A simple UC² story
This afternoon I was putting together some material for the Sametime Unified Telephony events that are taking place over the next two weeks. One of the slides covers how we used to work many years ago (i.e. you went to the office, really no other option) versus how we can work now given the improved and more accessible means of communication (the Internet playing a fairly big part) and the increased capabilities of technology solutions. To go with this slide, I needed an example of what this actually means and how it can manifest itself… and I only had to recall an example from earlier this week.
Regular readers of dadams.co.uk will know that I’ve been to Denmark this week. Every Wednesday at 17:00 UK time I have a call with some colleagues in the US and around Europe – normally not a problem, but this week I was handed a dilemma. 17:00 UK time equates to 18:00 in Denmark, so I was faced with the fact that the call wouldn’t end until 19:00. I didn’t know the implications of being in the Lyngby office at 19:00 – I could find myself locked in. Also, I’d been offered a lift back to the hotel at 17:00, thus avoiding another extortionate taxi fare. However, having a UK mobile phone in another country means an expensive international call.
But here’s where these converging aspects of communication and technology play their part. The hotel offered free Internet access. My laptop has Sametime Unified Telephony installed (and I had brought my Plantronics headset with me). So the simple solution was to use SUT to dial the US conference call number, thus being a local call for the SUT infrastructure… but as far as I was concerned I was just using the free Internet connection. And that’s it. SUT solved the problem. I said it was a simple story.
…works for Microsoft as a Global Account Technology Strategist. In a former life he worked for the Lotus brand within IBM for many years.
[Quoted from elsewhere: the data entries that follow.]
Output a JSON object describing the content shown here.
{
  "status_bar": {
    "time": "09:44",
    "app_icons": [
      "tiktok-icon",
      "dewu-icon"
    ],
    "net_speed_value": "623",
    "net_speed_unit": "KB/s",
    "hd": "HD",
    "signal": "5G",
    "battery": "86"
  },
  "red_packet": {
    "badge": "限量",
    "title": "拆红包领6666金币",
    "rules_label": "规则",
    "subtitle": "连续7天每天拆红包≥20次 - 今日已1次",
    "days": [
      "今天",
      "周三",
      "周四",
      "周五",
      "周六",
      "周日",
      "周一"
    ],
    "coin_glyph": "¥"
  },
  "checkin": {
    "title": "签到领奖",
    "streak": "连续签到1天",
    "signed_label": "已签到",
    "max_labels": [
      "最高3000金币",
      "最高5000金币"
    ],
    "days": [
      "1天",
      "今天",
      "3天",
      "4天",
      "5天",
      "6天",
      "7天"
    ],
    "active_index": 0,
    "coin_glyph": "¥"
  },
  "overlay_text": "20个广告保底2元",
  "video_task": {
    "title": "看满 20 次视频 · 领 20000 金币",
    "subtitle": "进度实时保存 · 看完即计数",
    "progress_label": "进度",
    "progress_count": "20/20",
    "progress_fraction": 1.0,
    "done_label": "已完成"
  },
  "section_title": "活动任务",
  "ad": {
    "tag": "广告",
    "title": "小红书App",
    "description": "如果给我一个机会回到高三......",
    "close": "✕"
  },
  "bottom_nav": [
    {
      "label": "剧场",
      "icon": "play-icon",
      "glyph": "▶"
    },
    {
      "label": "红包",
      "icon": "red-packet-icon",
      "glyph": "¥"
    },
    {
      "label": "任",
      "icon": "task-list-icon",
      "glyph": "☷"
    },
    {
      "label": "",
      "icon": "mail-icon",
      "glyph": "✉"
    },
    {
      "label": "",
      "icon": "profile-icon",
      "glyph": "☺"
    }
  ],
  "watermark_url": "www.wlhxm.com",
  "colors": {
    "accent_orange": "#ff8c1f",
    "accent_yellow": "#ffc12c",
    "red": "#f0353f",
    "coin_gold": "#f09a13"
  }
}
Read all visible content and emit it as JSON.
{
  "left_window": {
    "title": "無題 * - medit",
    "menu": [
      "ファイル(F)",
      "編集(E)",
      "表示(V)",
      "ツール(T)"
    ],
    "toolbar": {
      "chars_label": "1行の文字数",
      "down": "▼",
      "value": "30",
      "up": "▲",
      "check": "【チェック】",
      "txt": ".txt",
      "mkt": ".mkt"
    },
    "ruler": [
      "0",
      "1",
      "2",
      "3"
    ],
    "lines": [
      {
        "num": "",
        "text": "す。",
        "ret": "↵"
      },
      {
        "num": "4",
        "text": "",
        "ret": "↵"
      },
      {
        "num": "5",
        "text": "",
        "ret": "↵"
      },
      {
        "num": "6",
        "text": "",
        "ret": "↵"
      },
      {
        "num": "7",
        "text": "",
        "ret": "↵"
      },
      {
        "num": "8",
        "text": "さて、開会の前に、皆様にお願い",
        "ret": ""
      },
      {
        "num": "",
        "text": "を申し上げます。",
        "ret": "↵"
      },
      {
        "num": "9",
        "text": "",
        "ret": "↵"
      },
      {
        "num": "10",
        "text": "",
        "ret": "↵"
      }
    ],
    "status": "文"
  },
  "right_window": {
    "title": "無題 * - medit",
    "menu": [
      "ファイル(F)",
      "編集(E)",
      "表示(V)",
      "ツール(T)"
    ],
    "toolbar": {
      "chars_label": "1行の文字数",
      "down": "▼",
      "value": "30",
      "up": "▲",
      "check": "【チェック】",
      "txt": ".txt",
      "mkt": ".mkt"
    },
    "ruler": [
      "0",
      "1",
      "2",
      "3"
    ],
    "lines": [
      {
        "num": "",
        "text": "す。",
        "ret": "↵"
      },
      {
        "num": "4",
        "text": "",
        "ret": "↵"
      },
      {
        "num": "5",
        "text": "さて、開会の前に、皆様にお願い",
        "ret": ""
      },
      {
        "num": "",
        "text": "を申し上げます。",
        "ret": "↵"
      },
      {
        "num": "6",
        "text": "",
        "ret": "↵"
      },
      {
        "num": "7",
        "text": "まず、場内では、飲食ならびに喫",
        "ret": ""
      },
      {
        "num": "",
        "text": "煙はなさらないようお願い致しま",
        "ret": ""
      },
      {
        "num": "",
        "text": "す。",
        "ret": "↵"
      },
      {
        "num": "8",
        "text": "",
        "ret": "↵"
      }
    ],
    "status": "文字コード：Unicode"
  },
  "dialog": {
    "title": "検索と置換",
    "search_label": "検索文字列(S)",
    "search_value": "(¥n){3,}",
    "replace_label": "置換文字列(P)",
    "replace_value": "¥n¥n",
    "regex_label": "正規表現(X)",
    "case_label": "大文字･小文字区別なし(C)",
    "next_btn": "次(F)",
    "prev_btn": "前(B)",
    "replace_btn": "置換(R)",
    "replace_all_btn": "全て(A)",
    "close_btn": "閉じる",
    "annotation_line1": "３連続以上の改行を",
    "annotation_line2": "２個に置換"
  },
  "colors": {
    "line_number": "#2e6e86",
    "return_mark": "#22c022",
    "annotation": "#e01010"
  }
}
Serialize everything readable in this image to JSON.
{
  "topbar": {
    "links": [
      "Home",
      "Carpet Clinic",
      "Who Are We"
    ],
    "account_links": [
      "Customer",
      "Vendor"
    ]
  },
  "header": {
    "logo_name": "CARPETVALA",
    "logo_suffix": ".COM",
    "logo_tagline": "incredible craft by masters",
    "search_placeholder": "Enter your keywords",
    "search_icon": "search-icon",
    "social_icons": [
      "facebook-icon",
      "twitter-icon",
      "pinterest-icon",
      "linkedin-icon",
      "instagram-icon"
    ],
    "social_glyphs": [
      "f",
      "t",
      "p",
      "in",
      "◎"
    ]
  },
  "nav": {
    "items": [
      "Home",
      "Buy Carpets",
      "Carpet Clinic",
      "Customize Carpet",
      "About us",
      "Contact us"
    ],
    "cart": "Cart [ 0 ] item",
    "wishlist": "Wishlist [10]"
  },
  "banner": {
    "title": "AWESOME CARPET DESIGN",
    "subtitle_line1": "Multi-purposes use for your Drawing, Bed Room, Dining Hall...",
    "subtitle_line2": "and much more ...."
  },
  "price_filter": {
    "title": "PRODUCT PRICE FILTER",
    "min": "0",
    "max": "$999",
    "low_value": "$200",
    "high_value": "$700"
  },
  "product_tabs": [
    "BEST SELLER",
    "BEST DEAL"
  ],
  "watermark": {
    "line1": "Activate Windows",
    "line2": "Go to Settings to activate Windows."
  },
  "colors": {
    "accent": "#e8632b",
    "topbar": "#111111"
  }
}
Married with one daughter and two dogs, lives in Camberley (Surrey, England), plays the guitar to a mediocre standard, and runs 10 kms and half marathons at an average speed. That’s it really.